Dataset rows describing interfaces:
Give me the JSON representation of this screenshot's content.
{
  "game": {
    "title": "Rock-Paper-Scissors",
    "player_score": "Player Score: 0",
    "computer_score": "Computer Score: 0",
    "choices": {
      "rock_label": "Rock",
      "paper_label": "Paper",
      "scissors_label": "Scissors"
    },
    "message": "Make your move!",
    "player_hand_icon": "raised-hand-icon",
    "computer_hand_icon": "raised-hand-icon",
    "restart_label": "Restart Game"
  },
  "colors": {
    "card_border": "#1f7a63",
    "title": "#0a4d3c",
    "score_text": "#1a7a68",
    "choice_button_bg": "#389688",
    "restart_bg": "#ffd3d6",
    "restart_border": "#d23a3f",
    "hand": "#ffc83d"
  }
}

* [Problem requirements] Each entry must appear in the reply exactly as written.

* [Task response]
Give me the JSON representation of this screenshot's content.
{
  "game": {
    "title": "Rock-Paper-Scissors",
    "player_score": "Player Score: 0",
    "computer_score": "Computer Score: 0",
    "choices": {
      "rock_label": "Rock",
      "paper_label": "Paper",
      "scissors_label": "Scissors"
    },
    "message": "Make your move!",
    "player_hand_icon": "raised-hand-icon",
    "computer_hand_icon": "raised-hand-icon",
    "restart_label": "Restart Game"
  },
  "colors": {
    "card_border": "#1f7a63",
    "title": "#0a4d3c",
    "score_text": "#1a7a68",
    "choice_button_bg": "#389688",
    "restart_bg": "#ffd3d6",
    "restart_border": "#d23a3f",
    "hand": "#ffc83d"
  }
}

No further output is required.